Free radicals can be studied using Electron Paramagnetic Resonance (EPR) Spectroscopy, this uses magnetic fields and microwaves to detect unpaired electrons. It is not only free radicals that contain unpaired electrons; molecules with unpaired electrons are also important in chemistry, used in solar cells and OLED screen displays and may even be the basis for the working bits in next generation quantum computers.
Join the team from the University of Manchester, National Research Facility for EPR and from Swansea University to find out what radicals are, how and why we study them and the reactions and technologies for which they are used. Have a go at measuring your own sample of everyday materials containing unpaired electrons in radicals or metals using our portable EPR spectrometers. See the effect antioxidants have on the radical signal and shine light on a sample to generate radicals and measure their increase in real time.
Attending the event
This drop-in activity will be held in Wolfson 2 room on Wednesday 5 July 2023, 10am — 4.30pm.
- Free to attend
- In person only
- No registration required
- Suitable for everyone
- Travel and accessibility information - contact us directly to arrange any specific accessibility requirements

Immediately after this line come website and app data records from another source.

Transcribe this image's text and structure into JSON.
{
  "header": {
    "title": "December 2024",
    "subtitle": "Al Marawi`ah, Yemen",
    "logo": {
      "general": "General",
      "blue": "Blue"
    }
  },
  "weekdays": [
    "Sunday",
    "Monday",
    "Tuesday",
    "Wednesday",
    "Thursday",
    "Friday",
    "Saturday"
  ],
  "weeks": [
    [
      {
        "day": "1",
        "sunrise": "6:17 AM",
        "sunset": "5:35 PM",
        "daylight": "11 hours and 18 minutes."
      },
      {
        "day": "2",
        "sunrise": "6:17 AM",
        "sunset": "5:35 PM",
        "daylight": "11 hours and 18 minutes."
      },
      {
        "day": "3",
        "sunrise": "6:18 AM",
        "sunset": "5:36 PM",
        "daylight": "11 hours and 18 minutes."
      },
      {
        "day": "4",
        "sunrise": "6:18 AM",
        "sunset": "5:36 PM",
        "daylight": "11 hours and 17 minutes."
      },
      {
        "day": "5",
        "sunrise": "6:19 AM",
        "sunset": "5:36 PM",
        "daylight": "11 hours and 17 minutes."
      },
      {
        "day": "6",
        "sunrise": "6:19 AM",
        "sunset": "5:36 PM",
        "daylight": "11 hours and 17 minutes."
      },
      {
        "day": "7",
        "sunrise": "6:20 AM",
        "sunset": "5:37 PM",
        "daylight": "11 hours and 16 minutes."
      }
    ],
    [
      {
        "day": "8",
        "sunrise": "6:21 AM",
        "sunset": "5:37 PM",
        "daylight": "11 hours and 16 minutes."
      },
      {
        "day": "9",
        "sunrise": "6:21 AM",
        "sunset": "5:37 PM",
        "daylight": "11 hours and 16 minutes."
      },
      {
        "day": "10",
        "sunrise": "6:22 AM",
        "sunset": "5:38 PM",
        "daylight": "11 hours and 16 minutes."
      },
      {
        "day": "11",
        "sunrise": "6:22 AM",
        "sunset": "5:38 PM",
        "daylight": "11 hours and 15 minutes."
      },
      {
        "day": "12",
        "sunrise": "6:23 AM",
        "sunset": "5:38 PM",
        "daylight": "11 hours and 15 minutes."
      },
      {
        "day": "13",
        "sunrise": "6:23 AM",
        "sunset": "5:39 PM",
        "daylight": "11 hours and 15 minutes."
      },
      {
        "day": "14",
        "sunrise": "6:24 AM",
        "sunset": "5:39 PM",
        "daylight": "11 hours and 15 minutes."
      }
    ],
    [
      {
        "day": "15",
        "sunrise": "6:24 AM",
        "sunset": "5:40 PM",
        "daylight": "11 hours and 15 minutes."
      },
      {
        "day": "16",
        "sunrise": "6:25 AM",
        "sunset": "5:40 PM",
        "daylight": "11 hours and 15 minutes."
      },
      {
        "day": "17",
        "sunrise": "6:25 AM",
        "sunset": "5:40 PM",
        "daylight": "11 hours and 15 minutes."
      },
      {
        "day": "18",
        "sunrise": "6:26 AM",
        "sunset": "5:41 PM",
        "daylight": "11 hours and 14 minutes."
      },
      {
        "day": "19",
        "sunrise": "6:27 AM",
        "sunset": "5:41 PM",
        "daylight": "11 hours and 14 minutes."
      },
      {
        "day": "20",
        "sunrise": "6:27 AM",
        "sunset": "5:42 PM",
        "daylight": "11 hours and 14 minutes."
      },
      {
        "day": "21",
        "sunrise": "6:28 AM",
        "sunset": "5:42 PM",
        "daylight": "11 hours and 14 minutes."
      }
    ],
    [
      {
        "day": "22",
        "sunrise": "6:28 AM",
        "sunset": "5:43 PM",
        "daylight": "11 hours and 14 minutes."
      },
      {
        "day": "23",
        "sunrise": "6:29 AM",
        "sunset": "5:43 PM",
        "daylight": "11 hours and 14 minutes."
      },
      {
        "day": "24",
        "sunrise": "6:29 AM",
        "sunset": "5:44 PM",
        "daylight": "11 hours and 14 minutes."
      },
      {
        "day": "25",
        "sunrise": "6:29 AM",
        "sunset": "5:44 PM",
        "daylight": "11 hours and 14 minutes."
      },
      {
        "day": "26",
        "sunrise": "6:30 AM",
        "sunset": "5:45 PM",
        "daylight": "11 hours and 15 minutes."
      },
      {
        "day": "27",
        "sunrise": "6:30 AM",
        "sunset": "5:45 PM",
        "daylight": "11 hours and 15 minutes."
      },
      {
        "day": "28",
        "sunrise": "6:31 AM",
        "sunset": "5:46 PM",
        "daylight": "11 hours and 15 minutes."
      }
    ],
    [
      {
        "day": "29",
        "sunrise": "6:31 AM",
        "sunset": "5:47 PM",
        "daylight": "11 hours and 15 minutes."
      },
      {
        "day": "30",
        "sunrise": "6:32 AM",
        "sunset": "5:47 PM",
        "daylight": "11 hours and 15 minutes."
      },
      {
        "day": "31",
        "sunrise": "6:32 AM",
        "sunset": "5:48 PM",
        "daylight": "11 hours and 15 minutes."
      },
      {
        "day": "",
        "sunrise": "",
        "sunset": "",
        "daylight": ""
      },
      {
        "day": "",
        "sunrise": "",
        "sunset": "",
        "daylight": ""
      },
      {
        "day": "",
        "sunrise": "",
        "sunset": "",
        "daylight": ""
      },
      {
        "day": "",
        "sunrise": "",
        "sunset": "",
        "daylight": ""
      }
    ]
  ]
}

- Food and drink will be available for purchase at our onsite café
For all enquiries, please email us.